The person who takes the dress off the hanger finds a way for it to take 8 minutes. Then, there is an urgent discussion about how to get into the dress without messing up freshly applied makeup, and recruits are sought to help. It will still need to be laced, or zipped and buttoned up, and with the attendants newfound tenacity for perfection on the wedding day, the correctness of the process is scrutinized and consulted amongst attendants and  seemingly suddenly another 20 minutes has slipped by. When lacing or buttoning finally gets started it’s tedious. All things considered, 20 minutes would have been a conservative estimation. In this case, the schedule is now over half an hour behind, and something is going to have to get bumped somewhere down the line.

Does all this happen at every wedding? No, of course not. In fact, most weddings stay pretty much right on schedule the whole time. But many of the ones that don’t might not have had that trouble if they’d rehearsed the dress part a few times with their attendants beforehand.

My suggestion to all brides who will be wearing a wedding dress that requires help to put on is rehearse this part of the wedding day. Think about who will be likely to be there helping you put the dress on–no not just anyone who happens to be there that day will do. Ask them to come over one evening and simply practice putting the dress on a few times. It might cost you an hour or two and a bottle of wine, but it’s worth it. Plus, you’ll feel like a champion on your wedding day… Even more so!



Also, Rehearse Bustling and Un-bustling

Often brides do not bustle their dress until just before taking the private formal photographs with her and the groom. And, often just before the reception begins and as the daylight is fleeting. So, delays while trying to bustle the dress can come at heavy cost in the way of images of a certain kind that might have been important to them–and if they are working with us, they likely are.
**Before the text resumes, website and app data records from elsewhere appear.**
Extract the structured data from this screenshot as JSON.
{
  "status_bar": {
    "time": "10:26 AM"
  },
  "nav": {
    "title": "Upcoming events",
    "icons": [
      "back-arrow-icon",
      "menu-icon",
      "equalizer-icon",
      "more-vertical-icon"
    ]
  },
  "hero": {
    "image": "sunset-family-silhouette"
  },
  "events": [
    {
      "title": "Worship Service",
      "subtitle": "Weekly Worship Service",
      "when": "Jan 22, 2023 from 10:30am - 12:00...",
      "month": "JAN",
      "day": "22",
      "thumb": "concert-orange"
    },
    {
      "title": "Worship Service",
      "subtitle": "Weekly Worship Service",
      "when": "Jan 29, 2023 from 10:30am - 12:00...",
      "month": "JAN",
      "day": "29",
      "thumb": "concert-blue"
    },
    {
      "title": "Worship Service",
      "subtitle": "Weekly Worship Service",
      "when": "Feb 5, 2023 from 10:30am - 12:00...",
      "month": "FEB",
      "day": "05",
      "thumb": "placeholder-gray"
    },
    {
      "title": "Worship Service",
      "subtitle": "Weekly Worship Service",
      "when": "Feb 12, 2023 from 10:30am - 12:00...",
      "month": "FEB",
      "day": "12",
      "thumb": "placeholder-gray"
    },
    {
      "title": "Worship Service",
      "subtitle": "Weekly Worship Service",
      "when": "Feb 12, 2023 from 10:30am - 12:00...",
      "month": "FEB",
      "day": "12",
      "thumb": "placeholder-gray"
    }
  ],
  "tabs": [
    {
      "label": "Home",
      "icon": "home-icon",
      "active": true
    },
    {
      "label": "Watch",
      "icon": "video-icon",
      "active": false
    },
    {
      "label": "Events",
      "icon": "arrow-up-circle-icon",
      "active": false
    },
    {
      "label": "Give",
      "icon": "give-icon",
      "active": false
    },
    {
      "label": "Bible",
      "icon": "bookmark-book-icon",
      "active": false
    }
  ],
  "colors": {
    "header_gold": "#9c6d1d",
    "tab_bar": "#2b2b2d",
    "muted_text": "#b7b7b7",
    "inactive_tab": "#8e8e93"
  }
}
The thing is, the people who help you put your dress on might not be the same people who need to help you bustle it, especially if you haven’t thought about it beforehand. You might end up with a venue coordinator trying to fumble through it. I’ve seen the sun go down over a bride as 30 minutes went into a complicated bustle hiding a train that made it impractical to shoot the kinds of images she wanted without bustling first. The images we created weren’t the plan, but they were great none the less. But they missed more of their reception than they wanted to, and the original plan would have been really nice.

So again, I advise anyone with a dress that needs to be bustled quickly and efficiently, think about who is likely to be there when you need it, invite them over beforehand, and practice at least a few times. Get this process down to something that takes less than 2 or 3 minutes, if possible. It will mean maintaining precious moments that you may have intended to put toward creating images that very much matter to you.